How Large, diverse genetic study of glaucoma implicates vascular and cancer-related genes

Large, Diverse Genetic Study of Glaucoma Implicates Vascular and Cancer-Related Genes

Large, Diverse Genetic Study of Glaucoma Implicates Vascular and Cancer-Related Genes

A recent groundbreaking genetic study on glaucoma has revealed fascinating insights into the genetic factors underlying this common eye disease. The study, which involved a large and diverse population, has identified a significant association between glaucoma and genes related to vascular health and cancer.

Glaucoma is a leading cause of irreversible blindness worldwide, affecting millions of people. Despite its prevalence, the exact mechanisms that lead to the development of glaucoma have remained elusive. This new study represents a major step forward in our understanding of the genetic basis of glaucoma.

Key Findings from the Study:

  • The study analyzed genetic data from thousands of individuals with glaucoma, comparing it to a control group without the disease.
  • Researchers identified several genetic variants that were significantly associated with an increased risk of developing glaucoma.
  • Notably, many of these genetic variants were found to be located in genes related to vascular function and cancer pathways.

Implications of the Study:

The discovery of a link between glaucoma and vascular and cancer-related genes opens up new avenues for research into the underlying mechanisms of the disease. It suggests that factors influencing vascular health and cancer pathways may play a crucial role in the development of glaucoma.

These findings have important implications for the development of new treatments and preventive strategies for glaucoma. By targeting the genetic pathways identified in this study, researchers may be able to develop more effective therapies for this sight-threatening condition.


The large, diverse genetic study on glaucoma has provided valuable insights into the genetic basis of this complex eye disease.
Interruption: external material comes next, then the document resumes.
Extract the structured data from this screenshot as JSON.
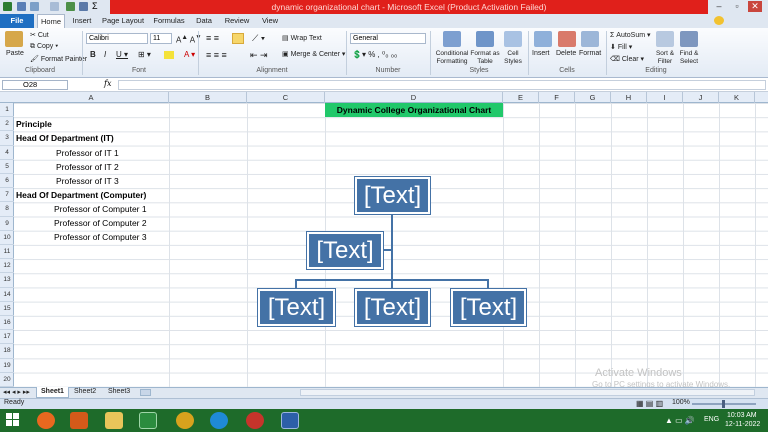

By implicating vascular and cancer-related genes in the development of glaucoma, this study has paved the way for future research that could lead to improved treatments and outcomes for patients with glaucoma.